During my early twenties things changed. I was working on building a business and starting my professional life. I tend to be intense with my interests. I find something that grabs me and I dig in with everything I’ve got, obsessing over it until something else comes along. My intense focus coupled with a mountain of potential work lead to me spending nearly every waking moment in front of the computer. It wasn’t intentional, but gradually it happened. As my business grew, so too did the pressure of extended productivity. If I wasn’t working on my business, networking, or refining my skillset, I was wasting time, losing money, and losing my chance at success.
I have always heard that you need to give yourself a long time to unplug when you do a sabbatical. I unplugged so fast I was a little concerned that I was losing brain capacity.John Ortberg
The tech industry as a whole is fairly brutal on work-life balance. Startup culture has created a community of workload fetishists: 80 hour work weeks and rigorous self education on ‘bleeding edge’ programming topics are the norm. If you’re not grinding out code during bathroom breaks and running a polyphasic sleep cycle, you’re not trying hard enough.
Luckily, I discovered meditation and mindfulness in my mid twenties. After a few months of self exploration I began to realize the impact of my focus on productivity and technology.
While waiting in line at the grocery store I’d pull out my phone for a quick glance at my notifications. I’d do the same while walking the 20 steps from the car to my front door. If a friend left to use the restroom while at dinner I’d have my phone in my hand by the time they were even out of their seat. I was cramming in screen time at every opportunity. I had forgotten how to be alone with myself.
And it’s not just me. In 2015, the average American is expected to consume 15.5 hours of media per day (source). And it’s going to keep going up.
I recalled seeing something about a ‘tech sabbatical’ online. After searching, I started to keep a log of the scientific evidence supporting small, frequent breaks from work & technology. Everything from creativity to sleep quality seemed to be enhanced by rebooting the brain with some time off. I figured I’d give it a shot for a few weeks and I set out to make some changes. I came up with 2 quick rules that would encourage mindfulness and provide more ‘me’ time.

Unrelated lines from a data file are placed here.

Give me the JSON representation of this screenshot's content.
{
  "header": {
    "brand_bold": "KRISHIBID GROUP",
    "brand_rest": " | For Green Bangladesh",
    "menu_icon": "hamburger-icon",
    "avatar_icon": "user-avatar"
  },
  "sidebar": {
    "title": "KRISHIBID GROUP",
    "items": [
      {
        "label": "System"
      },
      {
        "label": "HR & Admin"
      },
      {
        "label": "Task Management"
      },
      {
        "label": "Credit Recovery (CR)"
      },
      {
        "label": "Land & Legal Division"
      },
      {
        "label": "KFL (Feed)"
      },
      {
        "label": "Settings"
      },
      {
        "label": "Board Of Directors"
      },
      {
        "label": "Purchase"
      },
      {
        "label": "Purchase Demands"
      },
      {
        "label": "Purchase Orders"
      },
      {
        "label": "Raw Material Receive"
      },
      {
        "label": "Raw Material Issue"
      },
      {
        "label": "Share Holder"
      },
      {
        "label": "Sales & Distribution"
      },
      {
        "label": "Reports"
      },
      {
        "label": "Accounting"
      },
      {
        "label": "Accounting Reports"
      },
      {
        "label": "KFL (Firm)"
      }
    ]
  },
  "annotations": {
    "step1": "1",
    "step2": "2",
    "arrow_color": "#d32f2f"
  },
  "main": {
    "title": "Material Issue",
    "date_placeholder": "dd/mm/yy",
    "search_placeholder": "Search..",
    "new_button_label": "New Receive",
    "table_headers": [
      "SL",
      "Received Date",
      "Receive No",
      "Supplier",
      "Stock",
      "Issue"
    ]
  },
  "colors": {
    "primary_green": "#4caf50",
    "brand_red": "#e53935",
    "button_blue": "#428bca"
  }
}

- I would stop working every day at 5:00 pm sharp. I would tend to a few things and then begin my meditation session at 5:05 pm.

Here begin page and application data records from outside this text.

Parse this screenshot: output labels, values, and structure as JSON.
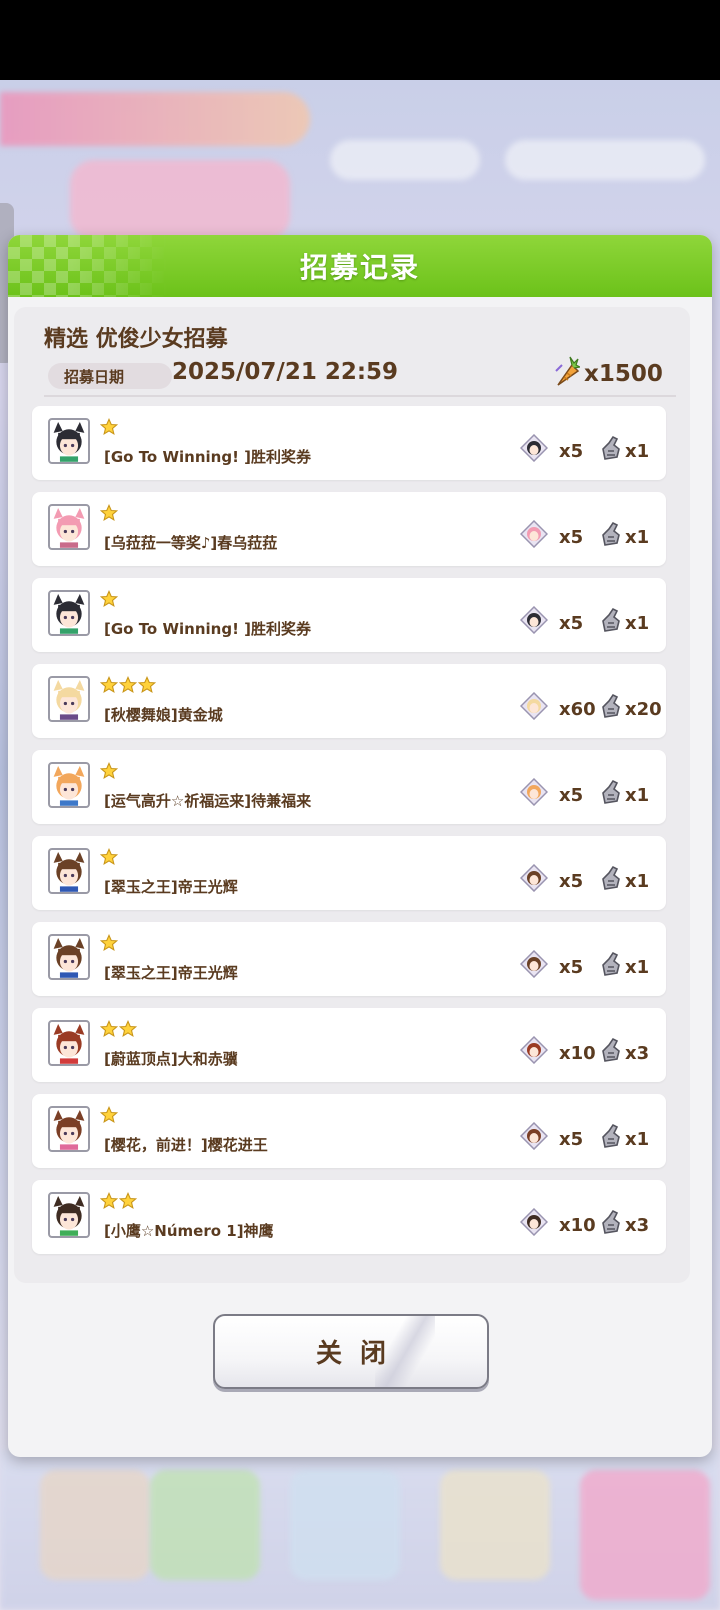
{
  "modal": {
    "title": "招募记录",
    "gacha_name": "精选 优俊少女招募",
    "date_label": "招募日期",
    "date_value": "2025/07/21 22:59",
    "cost": "x1500",
    "close_label": "关闭"
  },
  "records": [
    {
      "stars": 1,
      "name": "[Go To Winning! ]胜利奖券",
      "piece_count": "x5",
      "item_count": "x1",
      "hair": "#2c2c34",
      "ear": "#2c2c34",
      "accent": "#34a26a"
    },
    {
      "stars": 1,
      "name": "[乌菈菈一等奖♪]春乌菈菈",
      "piece_count": "x5",
      "item_count": "x1",
      "hair": "#f39bb2",
      "ear": "#f39bb2",
      "accent": "#c96b8a"
    },
    {
      "stars": 1,
      "name": "[Go To Winning! ]胜利奖券",
      "piece_count": "x5",
      "item_count": "x1",
      "hair": "#2c2c34",
      "ear": "#2c2c34",
      "accent": "#34a26a"
    },
    {
      "stars": 3,
      "name": "[秋樱舞娘]黄金城",
      "piece_count": "x60",
      "item_count": "x20",
      "hair": "#f4d9a0",
      "ear": "#f4d9a0",
      "accent": "#6b4b8a"
    },
    {
      "stars": 1,
      "name": "[运气高升☆祈福运来]待兼福来",
      "piece_count": "x5",
      "item_count": "x1",
      "hair": "#f2a75c",
      "ear": "#f2a75c",
      "accent": "#3d78c9"
    },
    {
      "stars": 1,
      "name": "[翠玉之王]帝王光辉",
      "piece_count": "x5",
      "item_count": "x1",
      "hair": "#6b4126",
      "ear": "#6b4126",
      "accent": "#2f58b4"
    },
    {
      "stars": 1,
      "name": "[翠玉之王]帝王光辉",
      "piece_count": "x5",
      "item_count": "x1",
      "hair": "#6b4126",
      "ear": "#6b4126",
      "accent": "#2f58b4"
    },
    {
      "stars": 2,
      "name": "[蔚蓝顶点]大和赤骥",
      "piece_count": "x10",
      "item_count": "x3",
      "hair": "#9a3b24",
      "ear": "#9a3b24",
      "accent": "#d23b3b"
    },
    {
      "stars": 1,
      "name": "[樱花，前进！]樱花进王",
      "piece_count": "x5",
      "item_count": "x1",
      "hair": "#7b3f26",
      "ear": "#7b3f26",
      "accent": "#e06a9a"
    },
    {
      "stars": 2,
      "name": "[小鹰☆Número 1]神鹰",
      "piece_count": "x10",
      "item_count": "x3",
      "hair": "#3f2c22",
      "ear": "#3f2c22",
      "accent": "#3fae58"
    }
  ]
}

- I would take one day per week (Sunday) off entirely. No computer, no iPad, no iPhone. (I do watch HBO shows on Sunday night with my S/O).
As with any addiction, quitting wasn’t very pleasant. Remember when I said I had forgotten how to live? I wasn’t kidding. I went from spending 16+ hours a day with my mind occupied and everything scheduled out to a blank slate. I didn’t know what to do with myself and all the new free time.
As anyone who begins a meditation practice will tell you, being alone with your thoughts can be overwhelming. And boring. It takes some time and experience to be able to be alone with your thoughts (or lack of) without focusing on something else. Maybe technology is to blame — with every new quantum leap in computing technology I feel like we lose a little of the ability to be alone and unstimulated. Instant gratification can be a hell of a drug.
Aside from the relaxation and creative benefits, I found my new abundance of downtime to be highly enjoyable, but not right away. Enjoying downtime is more of an art than a science. If you’re not working on being mindful and present, and you’re a social media butterfly you may find yourself to be experiencing the fear of missing out. The important thing to remember is that you’re not losing anything. Everything you’re waiting for and missing out on will still be there, waiting for you when you come back the next day.
Tips for Success
- Turn off inputs. It’s hard to concentrate when you’re receiving notifications every 15 minutes from Facebook and Gmail. Set your phone to ‘do not disturb’ or turn off push notifications for these services.
- Schedule social time. Going for a walk, meeting up for coffee or taking a small road trip are all good ways to spend some time.
- Keep at it. So you only were able to do it for 8 hours – don’t sweat it. Any change at all will have positive effects on other areas of your life.
The logical next step to this is allowing yourself less screen time during the other 6 days of the week as well. I call this living intentionally, and wrote about it here.